1. If you know a lock is coming up, drop off a crewmember before you get there to walk on up ahead of the boat. At busy times, there may be a “queue” of narrowboats waiting to use the lock and they can be hard to distinguish from those genuinely moored on the canal bank. The only way to be sure of interpreting the scene correctly, is to walk up to the lock and chat to boaters on the way.
2. It is courteous to check for canal boats which may be approaching from the other direction. If the lock is set in their favour (i.e. empty if they are going up or full if they are going down), allow them to go first.
3. If the lock is wide enough, it is common practice to share with another boat going in the same direction.
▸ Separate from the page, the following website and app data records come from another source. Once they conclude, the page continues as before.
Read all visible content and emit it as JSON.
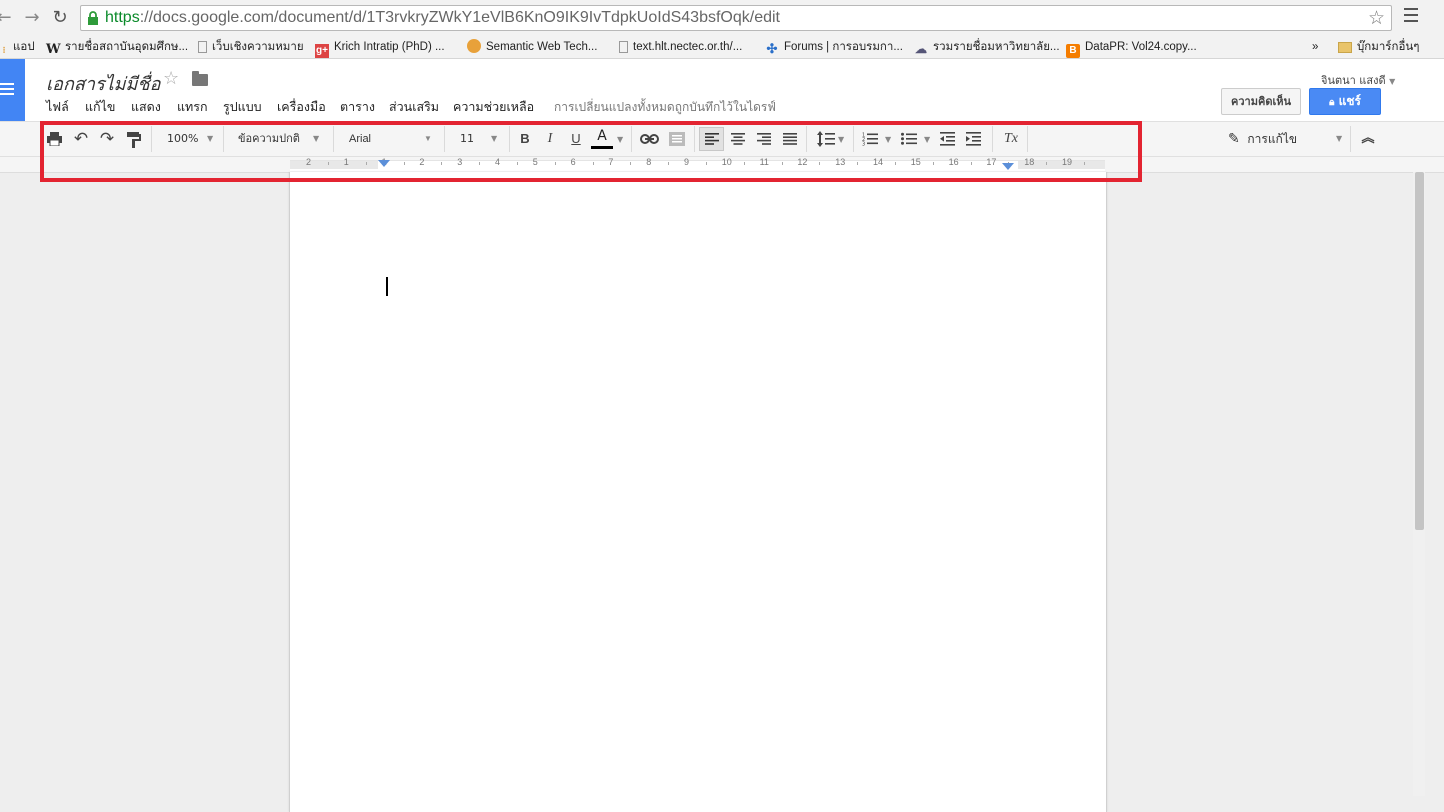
{
  "browser": {
    "url_scheme": "https",
    "url_rest": "://docs.google.com/document/d/1T3rvkryZWkY1eVlB6KnO9IK9IvTdpkUoIdS43bsfOqk/edit",
    "bookmarks": [
      {
        "label": "แอป",
        "icon": "apps-icon"
      },
      {
        "label": "รายชื่อสถาบันอุดมศึกษ...",
        "icon": "wikipedia-icon"
      },
      {
        "label": "เว็บเชิงความหมาย",
        "icon": "page-icon"
      },
      {
        "label": "Krich Intratip (PhD) ...",
        "icon": "google-plus-icon"
      },
      {
        "label": "Semantic Web Tech...",
        "icon": "semantic-icon"
      },
      {
        "label": "text.hlt.nectec.or.th/...",
        "icon": "page-icon"
      },
      {
        "label": "Forums | การอบรมกา...",
        "icon": "forums-icon"
      },
      {
        "label": "รวมรายชื่อมหาวิทยาลัย...",
        "icon": "cloud-icon"
      },
      {
        "label": "DataPR: Vol24.copy...",
        "icon": "blogger-icon"
      }
    ],
    "bookmarks_overflow": "»",
    "other_bookmarks": "บุ๊กมาร์กอื่นๆ"
  },
  "docs": {
    "title": "เอกสารไม่มีชื่อ",
    "menus": [
      "ไฟล์",
      "แก้ไข",
      "แสดง",
      "แทรก",
      "รูปแบบ",
      "เครื่องมือ",
      "ตาราง",
      "ส่วนเสริม",
      "ความช่วยเหลือ"
    ],
    "save_status": "การเปลี่ยนแปลงทั้งหมดถูกบันทึกไว้ในไดรฟ์",
    "user_name": "จินตนา แสงดี",
    "comments_label": "ความคิดเห็น",
    "share_label": "แชร์"
  },
  "toolbar": {
    "zoom": "100%",
    "style": "ข้อความปกติ",
    "font": "Arial",
    "font_size": "11",
    "bold": "B",
    "italic": "I",
    "underline": "U",
    "text_color": "A",
    "clear_format": "Tx",
    "edit_mode": "การแก้ไข"
  },
  "ruler": {
    "numbers": [
      "2",
      "1",
      "1",
      "2",
      "3",
      "4",
      "5",
      "6",
      "7",
      "8",
      "9",
      "10",
      "11",
      "12",
      "13",
      "14",
      "15",
      "16",
      "17",
      "18",
      "19"
    ]
  },
  "colors": {
    "accent": "#4285f4",
    "share": "#4a8af4",
    "highlight": "#e32431",
    "url_green": "#0a8a2a"
  }
}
This conserves water and effort, and can be one of the most enjoyable ways to meet other narrowboaters.
4. Don’t automatically assume that you should “help” by opening paddles for another boat. Many boaters and crew like to control the speed at which the paddles open, to protect their narrowboat from the inrush of water. By all means offer to open the paddles, but take guidance as to when and how quickly, and don’t be offended if your offer is declined.
(As an aside, we would advise you to open the ground paddles first. Not all the locks along the Grand Union Leicester Line have ground paddles – many only have the gate paddle which is operated by a spindle on the gate itself. But if you do spot ground paddles, open those first. When the lock pound is half full, slowly open the gate paddles. This method will create less turbulence as the lock pound fills with water.)
5. Always close the paddles and gates before you leave the lock. The only exception to this rule is if it makes most sense to leave the gates open for a boat which is already approaching.
It’s worth pointing out that boaters are lovely, generous, forgiving folk who will do their best to help if you get into a pickle. Soon you will be counting yourself among them!